PROMPT. Filter the material below down to the lines containing the word "title".

MATERIAL SHOWN: Begin

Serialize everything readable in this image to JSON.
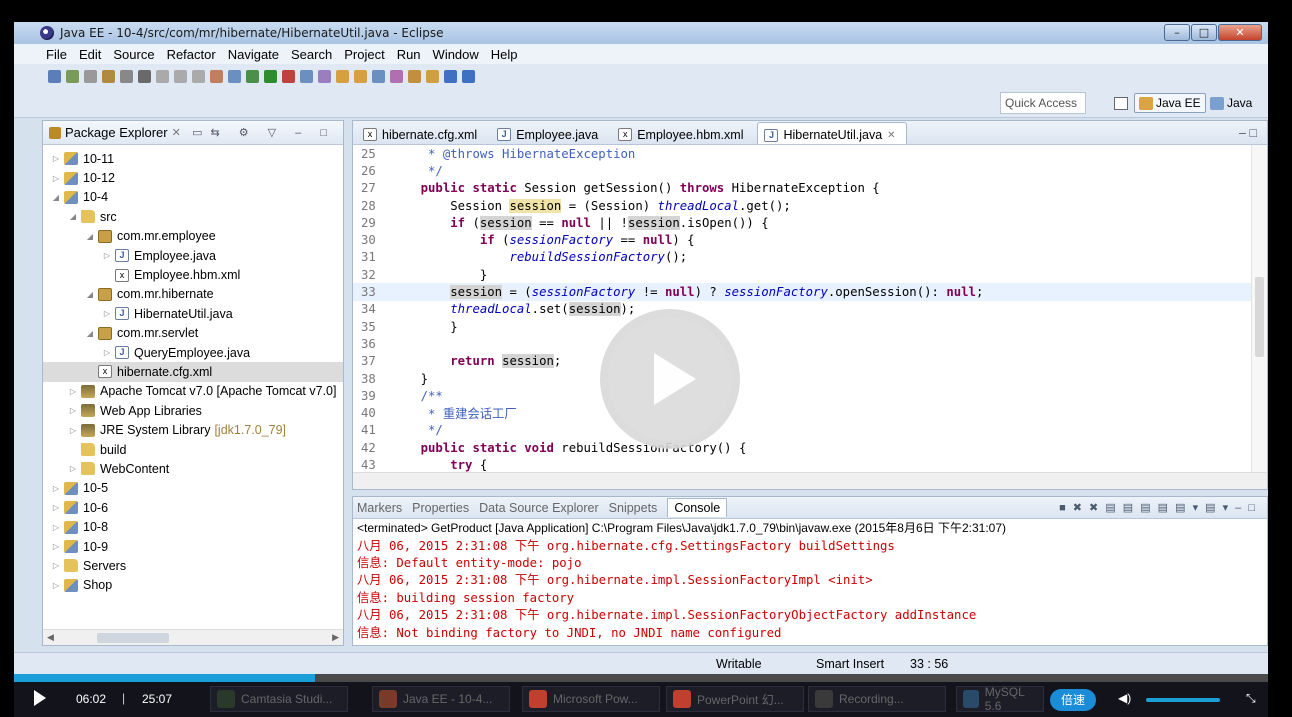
{
  "window": {
    "title": "Java EE - 10-4/src/com/mr/hibernate/HibernateUtil.java - Eclipse"
  },
  "menu": [
    "File",
    "Edit",
    "Source",
    "Refactor",
    "Navigate",
    "Search",
    "Project",
    "Run",
    "Window",
    "Help"
  ],
  "toolbar": {
    "quick_access": "Quick Access",
    "perspective_active": "Java EE",
    "perspective_other": "Java"
  },
  "package_explorer": {
    "title": "Package Explorer",
    "rows": [
      {
        "label": "10-11",
        "indent": 0,
        "tw": "▷",
        "icon": "proj"
      },
      {
        "label": "10-12",
        "indent": 0,
        "tw": "▷",
        "icon": "proj"
      },
      {
        "label": "10-4",
        "indent": 0,
        "tw": "◢",
        "icon": "proj"
      },
      {
        "label": "src",
        "indent": 1,
        "tw": "◢",
        "icon": "fold"
      },
      {
        "label": "com.mr.employee",
        "indent": 2,
        "tw": "◢",
        "icon": "pkg"
      },
      {
        "label": "Employee.java",
        "indent": 3,
        "tw": "▷",
        "icon": "java"
      },
      {
        "label": "Employee.hbm.xml",
        "indent": 3,
        "tw": "",
        "icon": "xml"
      },
      {
        "label": "com.mr.hibernate",
        "indent": 2,
        "tw": "◢",
        "icon": "pkg"
      },
      {
        "label": "HibernateUtil.java",
        "indent": 3,
        "tw": "▷",
        "icon": "java"
      },
      {
        "label": "com.mr.servlet",
        "indent": 2,
        "tw": "◢",
        "icon": "pkg"
      },
      {
        "label": "QueryEmployee.java",
        "indent": 3,
        "tw": "▷",
        "icon": "java"
      },
      {
        "label": "hibernate.cfg.xml",
        "indent": 2,
        "tw": "",
        "icon": "xml",
        "selected": true
      },
      {
        "label": "Apache Tomcat v7.0 [Apache Tomcat v7.0]",
        "indent": 1,
        "tw": "▷",
        "icon": "lib"
      },
      {
        "label": "Web App Libraries",
        "indent": 1,
        "tw": "▷",
        "icon": "lib"
      },
      {
        "label": "JRE System Library",
        "extra": "[jdk1.7.0_79]",
        "indent": 1,
        "tw": "▷",
        "icon": "lib"
      },
      {
        "label": "build",
        "indent": 1,
        "tw": "",
        "icon": "fold"
      },
      {
        "label": "WebContent",
        "indent": 1,
        "tw": "▷",
        "icon": "fold"
      },
      {
        "label": "10-5",
        "indent": 0,
        "tw": "▷",
        "icon": "proj"
      },
      {
        "label": "10-6",
        "indent": 0,
        "tw": "▷",
        "icon": "proj"
      },
      {
        "label": "10-8",
        "indent": 0,
        "tw": "▷",
        "icon": "proj"
      },
      {
        "label": "10-9",
        "indent": 0,
        "tw": "▷",
        "icon": "proj"
      },
      {
        "label": "Servers",
        "indent": 0,
        "tw": "▷",
        "icon": "fold"
      },
      {
        "label": "Shop",
        "indent": 0,
        "tw": "▷",
        "icon": "proj"
      }
    ]
  },
  "editor": {
    "tabs": [
      {
        "label": "hibernate.cfg.xml",
        "icon": "xml"
      },
      {
        "label": "Employee.java",
        "icon": "java"
      },
      {
        "label": "Employee.hbm.xml",
        "icon": "xml"
      },
      {
        "label": "HibernateUtil.java",
        "icon": "java",
        "active": true
      }
    ],
    "lines": [
      {
        "n": "25",
        "segs": [
          [
            "     * ",
            "jd"
          ],
          [
            "@throws HibernateException",
            "jd"
          ]
        ]
      },
      {
        "n": "26",
        "segs": [
          [
            "     */",
            "jd"
          ]
        ]
      },
      {
        "n": "27",
        "segs": [
          [
            "    ",
            ""
          ],
          [
            "public static ",
            "kw"
          ],
          [
            "Session getSession() ",
            ""
          ],
          [
            "throws ",
            "kw"
          ],
          [
            "HibernateException {",
            ""
          ]
        ]
      },
      {
        "n": "28",
        "segs": [
          [
            "        Session ",
            ""
          ],
          [
            "session",
            "occw"
          ],
          [
            " = (Session) ",
            ""
          ],
          [
            "threadLocal",
            "it"
          ],
          [
            ".get();",
            ""
          ]
        ]
      },
      {
        "n": "29",
        "segs": [
          [
            "        ",
            ""
          ],
          [
            "if ",
            "kw"
          ],
          [
            "(",
            ""
          ],
          [
            "session",
            "occ"
          ],
          [
            " == ",
            ""
          ],
          [
            "null",
            "kw"
          ],
          [
            " || !",
            ""
          ],
          [
            "session",
            "occ"
          ],
          [
            ".isOpen()) {",
            ""
          ]
        ]
      },
      {
        "n": "30",
        "segs": [
          [
            "            ",
            ""
          ],
          [
            "if ",
            "kw"
          ],
          [
            "(",
            ""
          ],
          [
            "sessionFactory",
            "it"
          ],
          [
            " == ",
            ""
          ],
          [
            "null",
            "kw"
          ],
          [
            ") {",
            ""
          ]
        ]
      },
      {
        "n": "31",
        "segs": [
          [
            "                ",
            ""
          ],
          [
            "rebuildSessionFactory",
            "it"
          ],
          [
            "();",
            ""
          ]
        ]
      },
      {
        "n": "32",
        "segs": [
          [
            "            }",
            ""
          ]
        ]
      },
      {
        "n": "33",
        "segs": [
          [
            "        ",
            ""
          ],
          [
            "session",
            "occ"
          ],
          [
            " = (",
            ""
          ],
          [
            "sessionFactory",
            "it"
          ],
          [
            " != ",
            ""
          ],
          [
            "null",
            "kw"
          ],
          [
            ") ? ",
            ""
          ],
          [
            "sessionFactory",
            "it"
          ],
          [
            ".openSession(): ",
            ""
          ],
          [
            "null",
            "kw"
          ],
          [
            ";",
            ""
          ]
        ],
        "hl": true
      },
      {
        "n": "34",
        "segs": [
          [
            "        ",
            ""
          ],
          [
            "threadLocal",
            "it"
          ],
          [
            ".set(",
            ""
          ],
          [
            "session",
            "occ"
          ],
          [
            ");",
            ""
          ]
        ]
      },
      {
        "n": "35",
        "segs": [
          [
            "        }",
            ""
          ]
        ]
      },
      {
        "n": "36",
        "segs": []
      },
      {
        "n": "37",
        "segs": [
          [
            "        ",
            ""
          ],
          [
            "return ",
            "kw"
          ],
          [
            "session",
            "occ"
          ],
          [
            ";",
            ""
          ]
        ]
      },
      {
        "n": "38",
        "segs": [
          [
            "    }",
            ""
          ]
        ]
      },
      {
        "n": "39",
        "segs": [
          [
            "    /**",
            "jd"
          ]
        ]
      },
      {
        "n": "40",
        "segs": [
          [
            "     * ",
            "jd"
          ],
          [
            "重建会话工厂",
            "jd"
          ]
        ]
      },
      {
        "n": "41",
        "segs": [
          [
            "     */",
            "jd"
          ]
        ]
      },
      {
        "n": "42",
        "segs": [
          [
            "    ",
            ""
          ],
          [
            "public static void ",
            "kw"
          ],
          [
            "rebuildSessionFactory() {",
            ""
          ]
        ]
      },
      {
        "n": "43",
        "segs": [
          [
            "        ",
            ""
          ],
          [
            "try ",
            "kw"
          ],
          [
            "{",
            ""
          ]
        ]
      }
    ]
  },
  "console": {
    "tabs": [
      "Markers",
      "Properties",
      "Data Source Explorer",
      "Snippets",
      "Console"
    ],
    "header": "<terminated> GetProduct [Java Application] C:\\Program Files\\Java\\jdk1.7.0_79\\bin\\javaw.exe (2015年8月6日 下午2:31:07)",
    "lines": [
      "八月 06, 2015 2:31:08 下午 org.hibernate.cfg.SettingsFactory buildSettings",
      "信息: Default entity-mode: pojo",
      "八月 06, 2015 2:31:08 下午 org.hibernate.impl.SessionFactoryImpl <init>",
      "信息: building session factory",
      "八月 06, 2015 2:31:08 下午 org.hibernate.impl.SessionFactoryObjectFactory addInstance",
      "信息: Not binding factory to JNDI, no JNDI name configured"
    ]
  },
  "statusbar": {
    "writable": "Writable",
    "insert_mode": "Smart Insert",
    "position": "33 : 56"
  },
  "player": {
    "current_time": "06:02",
    "total_time": "25:07",
    "progress": 0.24,
    "speed_label": "倍速",
    "taskbar": [
      "Camtasia Studi...",
      "Java EE - 10-4...",
      "Microsoft Pow...",
      "PowerPoint 幻...",
      "Recording...",
      "MySQL 5.6"
    ]
  }
}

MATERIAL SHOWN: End

REPLY TO THE EXERCISE.
    "title": "Java EE - 10-4/src/com/mr/hibernate/HibernateUtil.java - Eclipse"
    "title": "Package Explorer",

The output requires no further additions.